→ TASK GOAL
Only the number is needed: how many lines of the entries below contain the word "verified".
━━ SUPPLIED RECORDS
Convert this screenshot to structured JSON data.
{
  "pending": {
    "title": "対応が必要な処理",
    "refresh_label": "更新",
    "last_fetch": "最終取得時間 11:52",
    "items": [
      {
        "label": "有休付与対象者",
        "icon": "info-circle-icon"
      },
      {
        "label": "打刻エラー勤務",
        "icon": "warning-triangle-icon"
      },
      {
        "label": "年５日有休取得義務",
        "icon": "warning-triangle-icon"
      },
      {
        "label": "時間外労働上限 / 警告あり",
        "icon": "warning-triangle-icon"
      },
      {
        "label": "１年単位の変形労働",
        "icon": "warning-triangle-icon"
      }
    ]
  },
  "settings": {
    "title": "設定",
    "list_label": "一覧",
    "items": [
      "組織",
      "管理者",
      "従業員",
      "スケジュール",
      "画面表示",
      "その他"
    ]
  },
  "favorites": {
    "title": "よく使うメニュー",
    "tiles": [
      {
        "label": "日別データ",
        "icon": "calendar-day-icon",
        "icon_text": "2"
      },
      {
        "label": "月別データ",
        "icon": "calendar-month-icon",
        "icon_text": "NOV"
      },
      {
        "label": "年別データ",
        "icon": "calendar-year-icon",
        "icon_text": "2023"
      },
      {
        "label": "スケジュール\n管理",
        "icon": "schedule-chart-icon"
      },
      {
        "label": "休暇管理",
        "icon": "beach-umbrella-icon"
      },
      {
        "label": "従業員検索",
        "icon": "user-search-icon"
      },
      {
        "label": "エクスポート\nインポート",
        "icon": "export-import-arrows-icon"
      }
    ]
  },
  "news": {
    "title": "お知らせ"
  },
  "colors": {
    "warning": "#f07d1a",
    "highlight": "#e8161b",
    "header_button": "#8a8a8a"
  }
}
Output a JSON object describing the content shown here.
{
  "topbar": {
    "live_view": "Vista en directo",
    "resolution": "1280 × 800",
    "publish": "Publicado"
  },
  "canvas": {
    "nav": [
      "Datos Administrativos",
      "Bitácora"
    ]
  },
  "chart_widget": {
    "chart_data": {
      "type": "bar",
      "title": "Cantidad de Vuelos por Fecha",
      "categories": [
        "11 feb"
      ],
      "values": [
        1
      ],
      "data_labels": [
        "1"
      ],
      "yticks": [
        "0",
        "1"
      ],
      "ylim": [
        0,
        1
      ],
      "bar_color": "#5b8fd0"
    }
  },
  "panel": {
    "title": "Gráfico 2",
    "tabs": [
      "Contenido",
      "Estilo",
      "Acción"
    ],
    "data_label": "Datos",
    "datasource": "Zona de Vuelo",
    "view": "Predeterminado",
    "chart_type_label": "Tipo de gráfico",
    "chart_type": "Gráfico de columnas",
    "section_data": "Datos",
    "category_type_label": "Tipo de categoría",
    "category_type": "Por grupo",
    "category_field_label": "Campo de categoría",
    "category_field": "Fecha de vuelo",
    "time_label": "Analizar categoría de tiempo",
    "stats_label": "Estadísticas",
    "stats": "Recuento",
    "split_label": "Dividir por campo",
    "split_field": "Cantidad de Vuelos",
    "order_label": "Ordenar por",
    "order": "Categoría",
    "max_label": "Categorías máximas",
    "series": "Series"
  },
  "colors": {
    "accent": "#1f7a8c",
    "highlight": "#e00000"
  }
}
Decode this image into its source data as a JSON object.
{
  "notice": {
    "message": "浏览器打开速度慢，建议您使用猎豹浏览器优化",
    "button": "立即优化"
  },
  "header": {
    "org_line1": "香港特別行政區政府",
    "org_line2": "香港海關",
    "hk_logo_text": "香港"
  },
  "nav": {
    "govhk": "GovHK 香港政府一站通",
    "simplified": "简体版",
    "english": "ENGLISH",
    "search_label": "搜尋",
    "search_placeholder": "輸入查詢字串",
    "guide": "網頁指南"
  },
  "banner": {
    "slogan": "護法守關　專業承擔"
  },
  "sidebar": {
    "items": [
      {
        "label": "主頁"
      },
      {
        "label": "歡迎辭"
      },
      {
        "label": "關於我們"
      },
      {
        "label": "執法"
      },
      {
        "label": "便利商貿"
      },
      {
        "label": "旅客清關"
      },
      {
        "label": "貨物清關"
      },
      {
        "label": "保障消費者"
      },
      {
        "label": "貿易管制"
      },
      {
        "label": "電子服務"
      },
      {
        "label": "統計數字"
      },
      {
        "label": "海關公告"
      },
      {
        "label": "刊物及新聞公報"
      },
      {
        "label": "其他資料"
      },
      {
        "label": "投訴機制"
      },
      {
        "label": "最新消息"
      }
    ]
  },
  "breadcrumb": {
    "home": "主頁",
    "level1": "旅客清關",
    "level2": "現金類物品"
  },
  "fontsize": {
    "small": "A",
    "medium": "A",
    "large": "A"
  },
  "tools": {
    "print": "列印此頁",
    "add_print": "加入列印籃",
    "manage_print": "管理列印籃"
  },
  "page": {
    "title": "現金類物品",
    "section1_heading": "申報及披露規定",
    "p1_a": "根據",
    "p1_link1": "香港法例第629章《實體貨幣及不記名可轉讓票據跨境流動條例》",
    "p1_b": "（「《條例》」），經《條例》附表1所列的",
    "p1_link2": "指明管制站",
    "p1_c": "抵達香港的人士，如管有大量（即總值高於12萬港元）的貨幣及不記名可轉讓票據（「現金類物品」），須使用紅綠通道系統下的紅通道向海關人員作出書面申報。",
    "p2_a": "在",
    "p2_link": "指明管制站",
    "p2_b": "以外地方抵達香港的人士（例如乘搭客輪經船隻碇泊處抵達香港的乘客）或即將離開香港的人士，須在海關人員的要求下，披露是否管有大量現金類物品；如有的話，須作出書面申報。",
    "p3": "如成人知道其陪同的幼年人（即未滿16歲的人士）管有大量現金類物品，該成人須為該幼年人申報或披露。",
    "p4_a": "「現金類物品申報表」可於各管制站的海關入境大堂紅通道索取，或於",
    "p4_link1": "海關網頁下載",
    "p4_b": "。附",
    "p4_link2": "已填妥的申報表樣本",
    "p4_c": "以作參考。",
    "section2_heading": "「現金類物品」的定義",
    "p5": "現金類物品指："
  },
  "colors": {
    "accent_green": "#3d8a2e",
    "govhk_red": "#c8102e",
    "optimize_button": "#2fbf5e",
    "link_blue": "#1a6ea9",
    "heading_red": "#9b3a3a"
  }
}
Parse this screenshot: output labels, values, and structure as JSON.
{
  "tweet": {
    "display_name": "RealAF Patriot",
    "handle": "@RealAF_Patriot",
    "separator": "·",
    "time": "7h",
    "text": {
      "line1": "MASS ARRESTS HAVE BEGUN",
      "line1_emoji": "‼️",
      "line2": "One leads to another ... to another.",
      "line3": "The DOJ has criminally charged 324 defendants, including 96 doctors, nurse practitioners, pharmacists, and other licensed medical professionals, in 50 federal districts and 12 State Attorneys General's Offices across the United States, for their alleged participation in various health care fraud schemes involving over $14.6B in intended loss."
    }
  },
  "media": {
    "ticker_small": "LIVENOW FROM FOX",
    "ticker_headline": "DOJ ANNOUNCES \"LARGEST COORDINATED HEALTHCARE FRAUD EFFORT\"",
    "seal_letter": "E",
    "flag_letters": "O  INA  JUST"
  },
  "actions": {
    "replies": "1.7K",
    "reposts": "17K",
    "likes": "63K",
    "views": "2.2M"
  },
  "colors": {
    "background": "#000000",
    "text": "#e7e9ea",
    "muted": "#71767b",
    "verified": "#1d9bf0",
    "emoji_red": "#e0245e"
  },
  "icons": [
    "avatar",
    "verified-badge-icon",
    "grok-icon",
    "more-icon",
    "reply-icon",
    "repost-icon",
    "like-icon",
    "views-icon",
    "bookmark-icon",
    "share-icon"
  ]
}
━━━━
→ RESULT
2